> [About this task] With the pictures left out, repeat every entry that follows exactly.

Interface dataset entries:
....................
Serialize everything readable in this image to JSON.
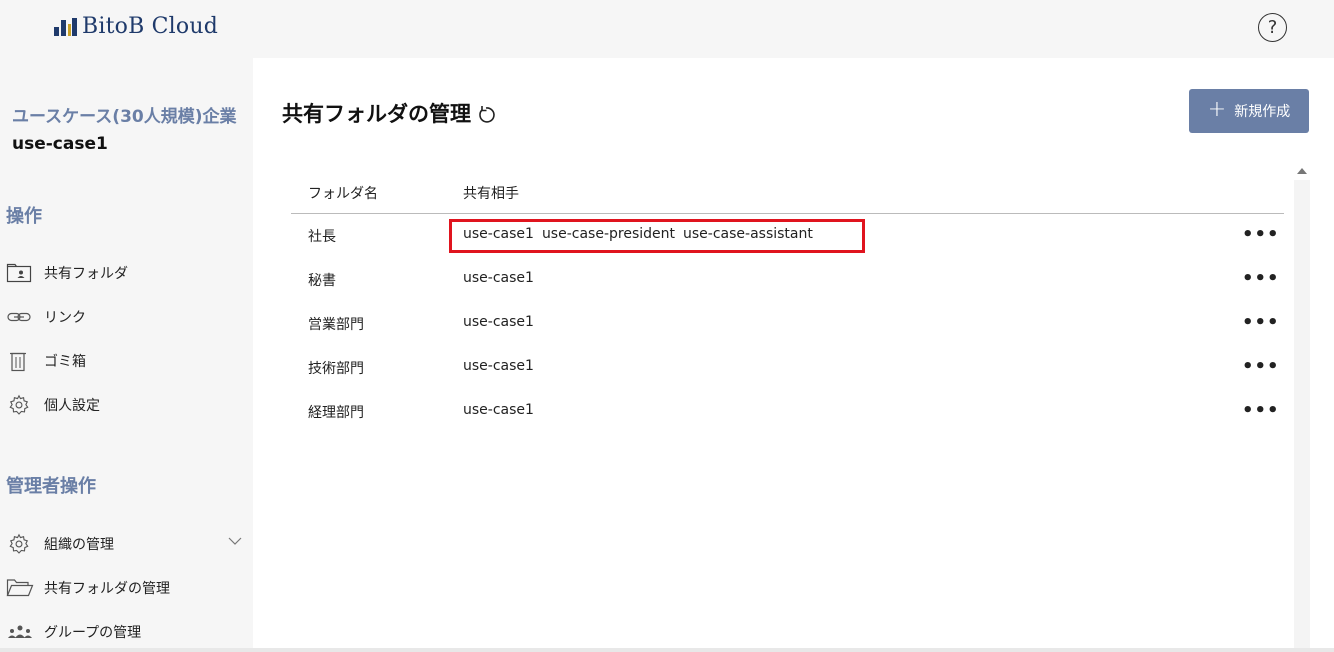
{
  "header": {
    "logo_text": "BitoB Cloud",
    "help_label": "?"
  },
  "sidebar": {
    "company_name": "ユースケース(30人規模)企業",
    "tenant_id": "use-case1",
    "sections": {
      "ops": "操作",
      "admin": "管理者操作"
    },
    "items": [
      {
        "label": "共有フォルダ",
        "icon": "folder-user-icon"
      },
      {
        "label": "リンク",
        "icon": "link-icon"
      },
      {
        "label": "ゴミ箱",
        "icon": "trash-icon"
      },
      {
        "label": "個人設定",
        "icon": "gear-icon"
      }
    ],
    "admin_items": [
      {
        "label": "組織の管理",
        "icon": "gear-icon"
      },
      {
        "label": "共有フォルダの管理",
        "icon": "folder-open-icon"
      },
      {
        "label": "グループの管理",
        "icon": "group-icon"
      }
    ]
  },
  "main": {
    "title": "共有フォルダの管理",
    "new_button_label": "新規作成",
    "new_button_icon": "+",
    "columns": {
      "name": "フォルダ名",
      "shared": "共有相手"
    },
    "rows": [
      {
        "name": "社長",
        "shared": [
          "use-case1",
          "use-case-president",
          "use-case-assistant"
        ]
      },
      {
        "name": "秘書",
        "shared": [
          "use-case1"
        ]
      },
      {
        "name": "営業部門",
        "shared": [
          "use-case1"
        ]
      },
      {
        "name": "技術部門",
        "shared": [
          "use-case1"
        ]
      },
      {
        "name": "経理部門",
        "shared": [
          "use-case1"
        ]
      }
    ],
    "more_label": "•••"
  },
  "colors": {
    "accent": "#6a7fa6",
    "brand": "#1f3a6b",
    "highlight": "#e0141e"
  }
}
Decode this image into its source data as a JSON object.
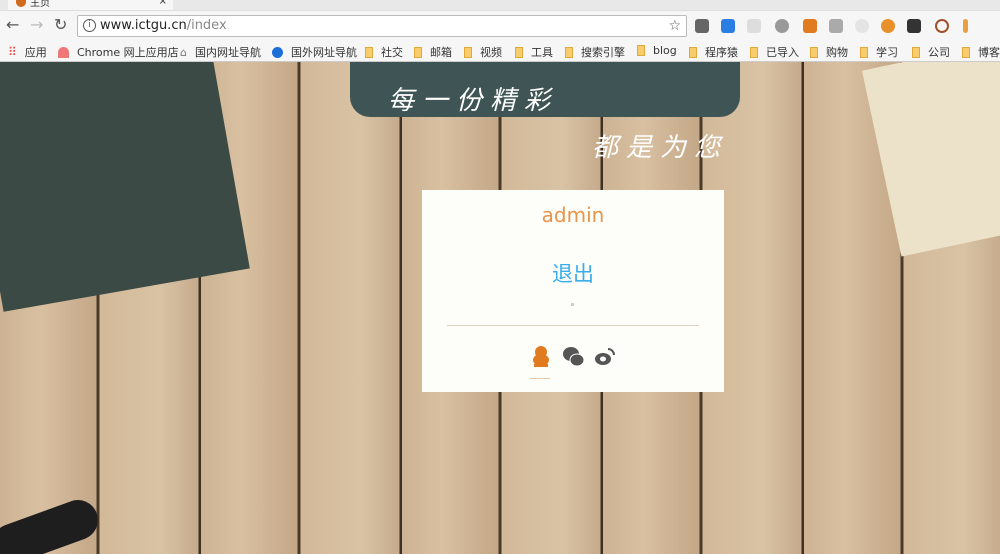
{
  "browser": {
    "tab_title": "主页",
    "url_host": "www.ictgu.cn",
    "url_path": "/index",
    "bookmarks": [
      {
        "label": "应用",
        "icon": "apps-icon"
      },
      {
        "label": "Chrome 网上应用店",
        "icon": "chrome-store-icon"
      },
      {
        "label": "国内网址导航",
        "icon": "home-icon"
      },
      {
        "label": "国外网址导航",
        "icon": "globe-icon"
      },
      {
        "label": "社交",
        "icon": "folder-icon"
      },
      {
        "label": "邮箱",
        "icon": "folder-icon"
      },
      {
        "label": "视频",
        "icon": "folder-icon"
      },
      {
        "label": "工具",
        "icon": "folder-icon"
      },
      {
        "label": "搜索引擎",
        "icon": "folder-icon"
      },
      {
        "label": "blog",
        "icon": "folder-icon"
      },
      {
        "label": "程序猿",
        "icon": "folder-icon"
      },
      {
        "label": "已导入",
        "icon": "folder-icon"
      },
      {
        "label": "购物",
        "icon": "folder-icon"
      },
      {
        "label": "学习",
        "icon": "folder-icon"
      },
      {
        "label": "公司",
        "icon": "folder-icon"
      },
      {
        "label": "博客",
        "icon": "folder-icon"
      }
    ]
  },
  "hero": {
    "line1": "每一份精彩",
    "line2": "都是为您"
  },
  "card": {
    "username": "admin",
    "logout_label": "退出"
  },
  "colors": {
    "username": "#e8954a",
    "logout": "#3aaeea",
    "qq": "#e07b20",
    "icon_gray": "#555555"
  }
}
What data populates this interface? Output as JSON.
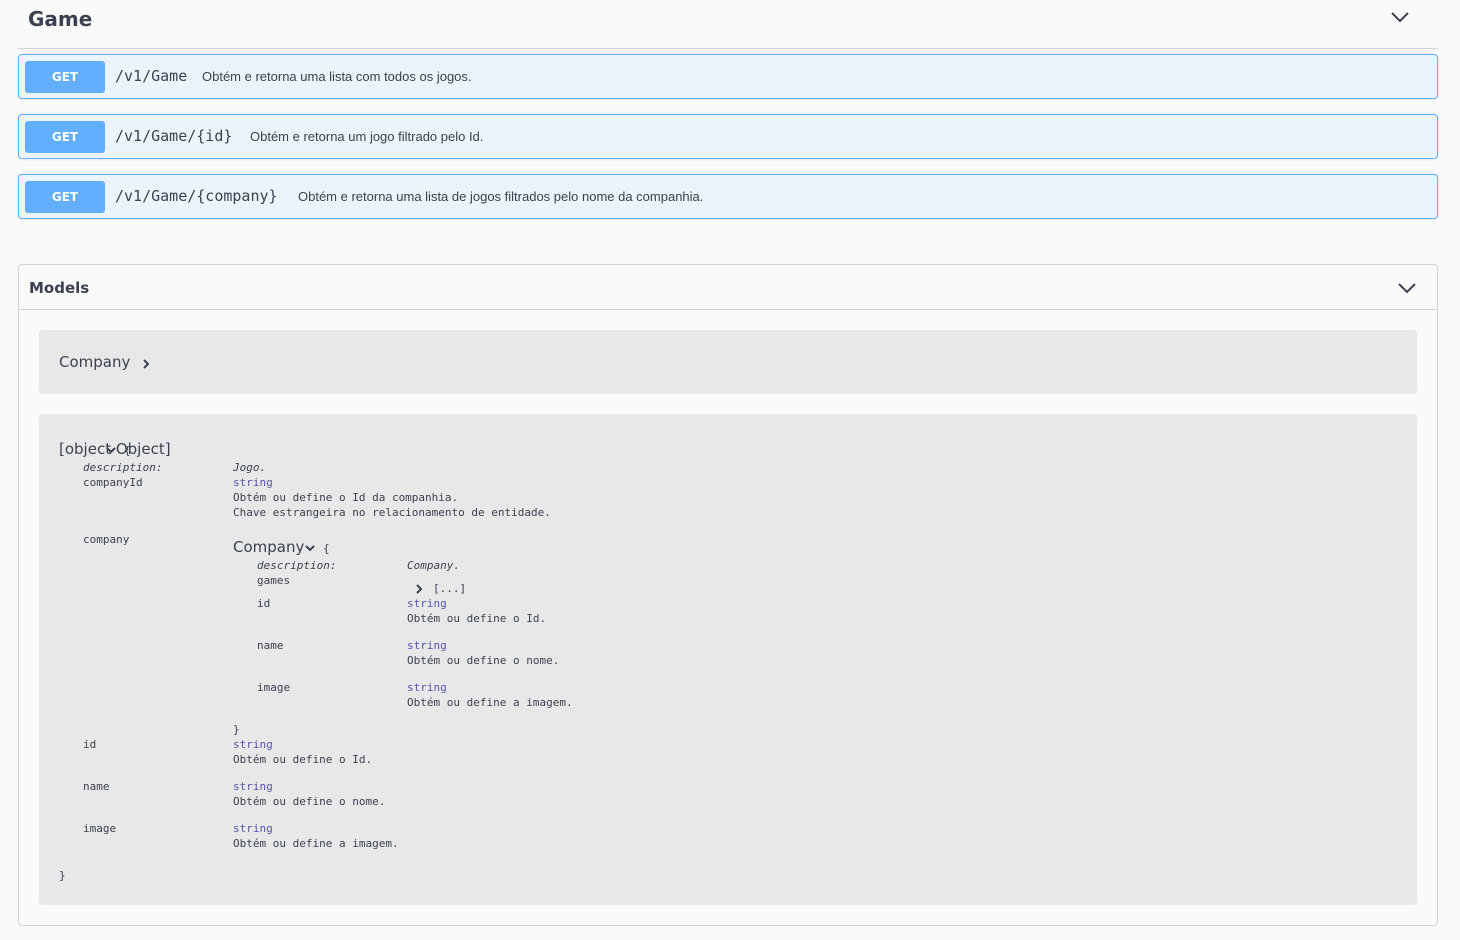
{
  "tag": {
    "title": "Game"
  },
  "operations": [
    {
      "method": "GET",
      "path": "/v1/Game",
      "summary": "Obtém e retorna uma lista com todos os jogos."
    },
    {
      "method": "GET",
      "path": "/v1/Game/{id}",
      "summary": "Obtém e retorna um jogo filtrado pelo Id."
    },
    {
      "method": "GET",
      "path": "/v1/Game/{company}",
      "summary": "Obtém e retorna uma lista de jogos filtrados pelo nome da companhia."
    }
  ],
  "models": {
    "title": "Models",
    "company_collapsed": {
      "name": "Company"
    },
    "game": {
      "name": {
        "label": "name",
        "type": "string",
        "desc": "Obtém ou define o nome."
      },
      "open_brace": "{",
      "close_brace": "}",
      "description_label": "description:",
      "description_value": "Jogo.",
      "companyId": {
        "label": "companyId",
        "type": "string",
        "line1": "Obtém ou define o Id da companhia.",
        "line2": "Chave estrangeira no relacionamento de entidade."
      },
      "company": {
        "label": "company",
        "model_name": "Company",
        "open_brace": "{",
        "close_brace": "}",
        "description_label": "description:",
        "description_value": "Company.",
        "games": {
          "label": "games",
          "value": "[...]"
        },
        "id": {
          "label": "id",
          "type": "string",
          "desc": "Obtém ou define o Id."
        },
        "name": {
          "label": "name",
          "type": "string",
          "desc": "Obtém ou define o nome."
        },
        "image": {
          "label": "image",
          "type": "string",
          "desc": "Obtém ou define a imagem."
        }
      },
      "id": {
        "label": "id",
        "type": "string",
        "desc": "Obtém ou define o Id."
      },
      "image": {
        "label": "image",
        "type": "string",
        "desc": "Obtém ou define a imagem."
      }
    }
  },
  "colors": {
    "get_method": "#61affe",
    "get_background": "#ebf3fb",
    "model_background": "#e8e8e8",
    "type_color": "#5555aa"
  }
}
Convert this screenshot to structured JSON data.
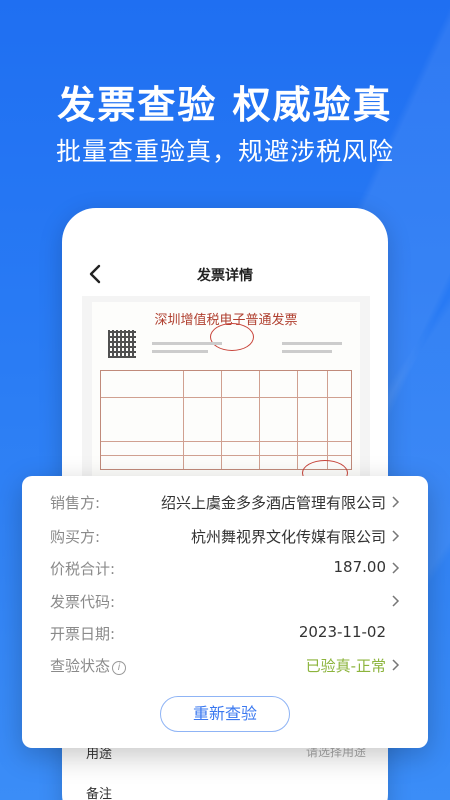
{
  "promo": {
    "headline": "发票查验 权威验真",
    "subline": "批量查重验真，规避涉税风险"
  },
  "screen": {
    "title": "发票详情",
    "back_icon": "chevron-left-icon"
  },
  "invoice_image": {
    "title": "深圳增值税电子普通发票"
  },
  "details": {
    "rows": [
      {
        "label": "销售方:",
        "value": "绍兴上虞金多多酒店管理有限公司"
      },
      {
        "label": "购买方:",
        "value": "杭州舞视界文化传媒有限公司"
      },
      {
        "label": "价税合计:",
        "value": "187.00"
      },
      {
        "label": "发票代码:",
        "value": ""
      },
      {
        "label": "开票日期:",
        "value": "2023-11-02"
      },
      {
        "label": "查验状态",
        "value": "已验真-正常"
      }
    ],
    "status_color": "#8cb43c",
    "requery_label": "重新查验"
  },
  "below": {
    "usage_label": "用途",
    "usage_placeholder": "请选择用途",
    "remark_label": "备注"
  },
  "colors": {
    "bg_blue": "#2a7cf4",
    "button_text": "#3a78f0"
  }
}
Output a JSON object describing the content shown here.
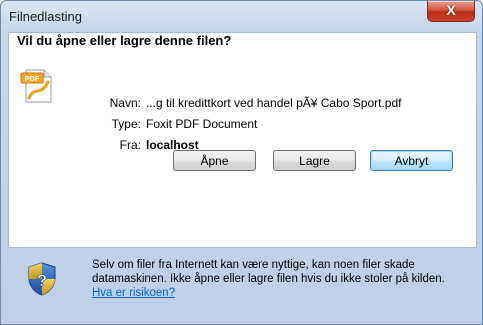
{
  "window": {
    "title": "Filnedlasting",
    "close_label": "X"
  },
  "dialog": {
    "question": "Vil du åpne eller lagre denne filen?",
    "file_icon": "pdf-file-icon",
    "name_label": "Navn:",
    "name_value": "...g til kredittkort ved handel pÃ¥ Cabo Sport.pdf",
    "type_label": "Type:",
    "type_value": "Foxit PDF Document",
    "from_label": "Fra:",
    "from_value": "localhost"
  },
  "buttons": {
    "open": "Åpne",
    "save": "Lagre",
    "cancel": "Avbryt"
  },
  "footer": {
    "shield_icon": "security-shield-icon",
    "warning_text": "Selv om filer fra Internett kan være nyttige, kan noen filer skade datamaskinen. Ikke åpne eller lagre filen hvis du ikke stoler på kilden.",
    "help_link": "Hva er risikoen?"
  },
  "colors": {
    "accent": "#3c7fb1",
    "link": "#0066cc",
    "close": "#c8442a"
  }
}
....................
> [Response box]
Serialize everything readable in this image to JSON.
{
  "header": {
    "logo_text": "BitoB Cloud",
    "help_label": "?"
  },
  "sidebar": {
    "company_name": "ユースケース(30人規模)企業",
    "tenant_id": "use-case1",
    "sections": {
      "ops": "操作",
      "admin": "管理者操作"
    },
    "items": [
      {
        "label": "共有フォルダ",
        "icon": "folder-user-icon"
      },
      {
        "label": "リンク",
        "icon": "link-icon"
      },
      {
        "label": "ゴミ箱",
        "icon": "trash-icon"
      },
      {
        "label": "個人設定",
        "icon": "gear-icon"
      }
    ],
    "admin_items": [
      {
        "label": "組織の管理",
        "icon": "gear-icon"
      },
      {
        "label": "共有フォルダの管理",
        "icon": "folder-open-icon"
      },
      {
        "label": "グループの管理",
        "icon": "group-icon"
      }
    ]
  },
  "main": {
    "title": "共有フォルダの管理",
    "new_button_label": "新規作成",
    "new_button_icon": "+",
    "columns": {
      "name": "フォルダ名",
      "shared": "共有相手"
    },
    "rows": [
      {
        "name": "社長",
        "shared": [
          "use-case1",
          "use-case-president",
          "use-case-assistant"
        ]
      },
      {
        "name": "秘書",
        "shared": [
          "use-case1"
        ]
      },
      {
        "name": "営業部門",
        "shared": [
          "use-case1"
        ]
      },
      {
        "name": "技術部門",
        "shared": [
          "use-case1"
        ]
      },
      {
        "name": "経理部門",
        "shared": [
          "use-case1"
        ]
      }
    ],
    "more_label": "•••"
  },
  "colors": {
    "accent": "#6a7fa6",
    "brand": "#1f3a6b",
    "highlight": "#e0141e"
  }
}
Decode this image into its source data as a JSON object.
{
  "browser": {
    "tab_title": "主页",
    "url_host": "www.ictgu.cn",
    "url_path": "/index",
    "bookmarks": [
      {
        "label": "应用",
        "icon": "apps-icon"
      },
      {
        "label": "Chrome 网上应用店",
        "icon": "chrome-store-icon"
      },
      {
        "label": "国内网址导航",
        "icon": "home-icon"
      },
      {
        "label": "国外网址导航",
        "icon": "globe-icon"
      },
      {
        "label": "社交",
        "icon": "folder-icon"
      },
      {
        "label": "邮箱",
        "icon": "folder-icon"
      },
      {
        "label": "视频",
        "icon": "folder-icon"
      },
      {
        "label": "工具",
        "icon": "folder-icon"
      },
      {
        "label": "搜索引擎",
        "icon": "folder-icon"
      },
      {
        "label": "blog",
        "icon": "folder-icon"
      },
      {
        "label": "程序猿",
        "icon": "folder-icon"
      },
      {
        "label": "已导入",
        "icon": "folder-icon"
      },
      {
        "label": "购物",
        "icon": "folder-icon"
      },
      {
        "label": "学习",
        "icon": "folder-icon"
      },
      {
        "label": "公司",
        "icon": "folder-icon"
      },
      {
        "label": "博客",
        "icon": "folder-icon"
      }
    ]
  },
  "hero": {
    "line1": "每一份精彩",
    "line2": "都是为您"
  },
  "card": {
    "username": "admin",
    "logout_label": "退出"
  },
  "colors": {
    "username": "#e8954a",
    "logout": "#3aaeea",
    "qq": "#e07b20",
    "icon_gray": "#555555"
  }
}
What data populates this interface? Output as JSON.
{
  "tag": {
    "title": "Game"
  },
  "operations": [
    {
      "method": "GET",
      "path": "/v1/Game",
      "summary": "Obtém e retorna uma lista com todos os jogos."
    },
    {
      "method": "GET",
      "path": "/v1/Game/{id}",
      "summary": "Obtém e retorna um jogo filtrado pelo Id."
    },
    {
      "method": "GET",
      "path": "/v1/Game/{company}",
      "summary": "Obtém e retorna uma lista de jogos filtrados pelo nome da companhia."
    }
  ],
  "models": {
    "title": "Models",
    "company_collapsed": {
      "name": "Company"
    },
    "game": {
      "name": {
        "label": "name",
        "type": "string",
        "desc": "Obtém ou define o nome."
      },
      "open_brace": "{",
      "close_brace": "}",
      "description_label": "description:",
      "description_value": "Jogo.",
      "companyId": {
        "label": "companyId",
        "type": "string",
        "line1": "Obtém ou define o Id da companhia.",
        "line2": "Chave estrangeira no relacionamento de entidade."
      },
      "company": {
        "label": "company",
        "model_name": "Company",
        "open_brace": "{",
        "close_brace": "}",
        "description_label": "description:",
        "description_value": "Company.",
        "games": {
          "label": "games",
          "value": "[...]"
        },
        "id": {
          "label": "id",
          "type": "string",
          "desc": "Obtém ou define o Id."
        },
        "name": {
          "label": "name",
          "type": "string",
          "desc": "Obtém ou define o nome."
        },
        "image": {
          "label": "image",
          "type": "string",
          "desc": "Obtém ou define a imagem."
        }
      },
      "id": {
        "label": "id",
        "type": "string",
        "desc": "Obtém ou define o Id."
      },
      "image": {
        "label": "image",
        "type": "string",
        "desc": "Obtém ou define a imagem."
      }
    }
  },
  "colors": {
    "get_method": "#61affe",
    "get_background": "#ebf3fb",
    "model_background": "#e8e8e8",
    "type_color": "#5555aa"
  }
}
Convert this screenshot to structured JSON data.
{
  "promo": {
    "headline": "发票查验 权威验真",
    "subline": "批量查重验真，规避涉税风险"
  },
  "screen": {
    "title": "发票详情",
    "back_icon": "chevron-left-icon"
  },
  "invoice_image": {
    "title": "深圳增值税电子普通发票"
  },
  "details": {
    "rows": [
      {
        "label": "销售方:",
        "value": "绍兴上虞金多多酒店管理有限公司"
      },
      {
        "label": "购买方:",
        "value": "杭州舞视界文化传媒有限公司"
      },
      {
        "label": "价税合计:",
        "value": "187.00"
      },
      {
        "label": "发票代码:",
        "value": ""
      },
      {
        "label": "开票日期:",
        "value": "2023-11-02"
      },
      {
        "label": "查验状态",
        "value": "已验真-正常"
      }
    ],
    "status_color": "#8cb43c",
    "requery_label": "重新查验"
  },
  "below": {
    "usage_label": "用途",
    "usage_placeholder": "请选择用途",
    "remark_label": "备注"
  },
  "colors": {
    "bg_blue": "#2a7cf4",
    "button_text": "#3a78f0"
  }
}
Output a JSON object describing the content shown here.
{
  "window": {
    "title": "Filnedlasting",
    "close_label": "X"
  },
  "dialog": {
    "question": "Vil du åpne eller lagre denne filen?",
    "file_icon": "pdf-file-icon",
    "name_label": "Navn:",
    "name_value": "...g til kredittkort ved handel pÃ¥ Cabo Sport.pdf",
    "type_label": "Type:",
    "type_value": "Foxit PDF Document",
    "from_label": "Fra:",
    "from_value": "localhost"
  },
  "buttons": {
    "open": "Åpne",
    "save": "Lagre",
    "cancel": "Avbryt"
  },
  "footer": {
    "shield_icon": "security-shield-icon",
    "warning_text": "Selv om filer fra Internett kan være nyttige, kan noen filer skade datamaskinen. Ikke åpne eller lagre filen hvis du ikke stoler på kilden.",
    "help_link": "Hva er risikoen?"
  },
  "colors": {
    "accent": "#3c7fb1",
    "link": "#0066cc",
    "close": "#c8442a"
  }
}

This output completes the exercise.